For the horses to be listed under the Endangered Species Act, the Fish and Wildlife Service would need to determine that the horses that have been reintroduced into the West are the same as those that once lived in North America, determine the eligibility of the species for listing and determine the threats that warrant listing under the act, according to Cassel.
Such a listing would create wholesale changes in the system that protects and manages the nation’s more than 35,000 wild horses.
In Wyoming, the U.S. Bureau of Land Management oversees more than 5,000 horses. The BLM operates the 300-horse Deerwood Wildhorse Ecosanctuary west of Laramie, and a 250-horse sanctuary near Lander is in the evaluation process.
The agency is still required to manage populations of wild horses in the state through birth control medications and roundups. The groups’ petition seeks to end the roundups and have the wild horse treated like a native species.
“The way we’re managing them right now is an absolute disaster,” Harris said. “I think the main opposition to wild horses being listed is driven from the cattle industry. Ask any cattleman if he could keep the genetically viable herd at the numbers they’re asking to keep wild horses at.”

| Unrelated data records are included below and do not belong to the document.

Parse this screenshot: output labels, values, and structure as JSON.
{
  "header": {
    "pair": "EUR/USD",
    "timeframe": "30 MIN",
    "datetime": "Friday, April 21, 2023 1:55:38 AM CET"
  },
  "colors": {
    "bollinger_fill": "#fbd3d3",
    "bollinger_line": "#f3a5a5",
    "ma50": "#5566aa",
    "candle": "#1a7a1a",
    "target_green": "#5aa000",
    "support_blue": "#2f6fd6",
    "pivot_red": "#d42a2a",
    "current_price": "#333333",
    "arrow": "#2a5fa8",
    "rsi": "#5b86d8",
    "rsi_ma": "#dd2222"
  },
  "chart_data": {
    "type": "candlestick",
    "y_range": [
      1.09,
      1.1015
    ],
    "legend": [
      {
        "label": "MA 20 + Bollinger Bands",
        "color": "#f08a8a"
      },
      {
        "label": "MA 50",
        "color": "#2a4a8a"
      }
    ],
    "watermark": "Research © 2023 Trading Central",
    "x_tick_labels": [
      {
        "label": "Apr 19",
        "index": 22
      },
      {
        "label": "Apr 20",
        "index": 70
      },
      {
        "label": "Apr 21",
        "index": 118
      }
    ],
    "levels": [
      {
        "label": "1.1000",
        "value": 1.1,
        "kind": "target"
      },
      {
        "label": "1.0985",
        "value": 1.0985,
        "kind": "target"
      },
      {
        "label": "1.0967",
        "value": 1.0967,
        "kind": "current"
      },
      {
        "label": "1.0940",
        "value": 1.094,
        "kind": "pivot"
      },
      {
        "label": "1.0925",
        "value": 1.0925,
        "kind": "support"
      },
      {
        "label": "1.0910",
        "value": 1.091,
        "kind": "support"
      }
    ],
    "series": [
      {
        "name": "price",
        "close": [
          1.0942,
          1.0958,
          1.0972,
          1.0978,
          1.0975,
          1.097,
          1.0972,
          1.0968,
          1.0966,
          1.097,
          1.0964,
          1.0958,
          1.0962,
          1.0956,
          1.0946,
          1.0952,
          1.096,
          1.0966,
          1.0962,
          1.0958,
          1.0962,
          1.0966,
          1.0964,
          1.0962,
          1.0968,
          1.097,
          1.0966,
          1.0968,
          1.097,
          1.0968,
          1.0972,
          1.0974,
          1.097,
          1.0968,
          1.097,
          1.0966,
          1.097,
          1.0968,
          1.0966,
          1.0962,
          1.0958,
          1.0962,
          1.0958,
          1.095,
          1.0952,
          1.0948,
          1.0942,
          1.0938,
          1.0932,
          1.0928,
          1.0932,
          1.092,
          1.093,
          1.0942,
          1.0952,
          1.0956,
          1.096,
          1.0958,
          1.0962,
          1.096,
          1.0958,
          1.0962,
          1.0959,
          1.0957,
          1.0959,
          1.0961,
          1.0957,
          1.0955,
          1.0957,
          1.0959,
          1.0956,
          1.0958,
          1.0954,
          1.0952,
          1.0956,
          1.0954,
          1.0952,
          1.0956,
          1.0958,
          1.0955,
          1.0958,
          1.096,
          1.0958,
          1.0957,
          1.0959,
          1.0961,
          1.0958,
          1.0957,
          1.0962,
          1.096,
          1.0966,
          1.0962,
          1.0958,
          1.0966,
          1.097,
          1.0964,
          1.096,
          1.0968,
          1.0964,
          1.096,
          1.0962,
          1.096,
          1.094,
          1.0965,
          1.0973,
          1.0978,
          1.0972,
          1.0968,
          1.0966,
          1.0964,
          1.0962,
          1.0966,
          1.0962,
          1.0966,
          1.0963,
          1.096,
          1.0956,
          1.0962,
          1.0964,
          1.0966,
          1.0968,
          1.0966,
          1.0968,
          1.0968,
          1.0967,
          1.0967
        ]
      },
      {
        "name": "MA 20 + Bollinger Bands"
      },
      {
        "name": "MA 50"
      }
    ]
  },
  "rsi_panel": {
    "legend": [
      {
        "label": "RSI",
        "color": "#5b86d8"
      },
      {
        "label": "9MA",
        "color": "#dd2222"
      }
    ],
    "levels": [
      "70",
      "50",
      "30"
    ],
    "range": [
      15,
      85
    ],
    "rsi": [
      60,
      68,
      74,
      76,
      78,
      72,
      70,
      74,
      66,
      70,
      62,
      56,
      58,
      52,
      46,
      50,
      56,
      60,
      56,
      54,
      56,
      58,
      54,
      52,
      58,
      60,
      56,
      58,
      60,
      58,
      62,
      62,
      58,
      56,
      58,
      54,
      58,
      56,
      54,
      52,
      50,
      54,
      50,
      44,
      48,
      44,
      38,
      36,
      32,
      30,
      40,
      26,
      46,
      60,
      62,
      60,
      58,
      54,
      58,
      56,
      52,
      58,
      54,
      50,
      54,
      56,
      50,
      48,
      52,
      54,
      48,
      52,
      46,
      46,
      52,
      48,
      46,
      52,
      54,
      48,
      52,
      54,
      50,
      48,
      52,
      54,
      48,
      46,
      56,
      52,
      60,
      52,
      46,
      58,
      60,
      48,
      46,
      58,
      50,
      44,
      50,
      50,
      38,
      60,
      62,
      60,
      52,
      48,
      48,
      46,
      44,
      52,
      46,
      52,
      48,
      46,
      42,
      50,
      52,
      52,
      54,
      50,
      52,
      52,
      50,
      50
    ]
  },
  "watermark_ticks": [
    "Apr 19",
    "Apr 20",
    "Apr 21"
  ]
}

The groups fear the horses’ extinction as populations and habitat decrease. Genetically diverse populations require larger herd sizes and are essential to the species’ long-term survival, Harris said.
One Wyoming wild horse group isn’t taking action on the petition. Friends of a Legacy, a Cody-based wild-horse advocacy group, is focused on improving the system already functioning in the state.
“We haven’t addressed the issue at all, trying to save them through that particular means,” said FOAL President Warren Murphy. “Our goal is to reduce the roundups and provide good territory and terrain for the horses we have and to keep the status quo but have it done well.”
Murphy said that the petition is not on the group’s agenda but that FOAL will continue to work with local agencies to better the horses’ habitat. The Fish and Wildlife Service said it is considering the petition but has not acted to advance it for consideration.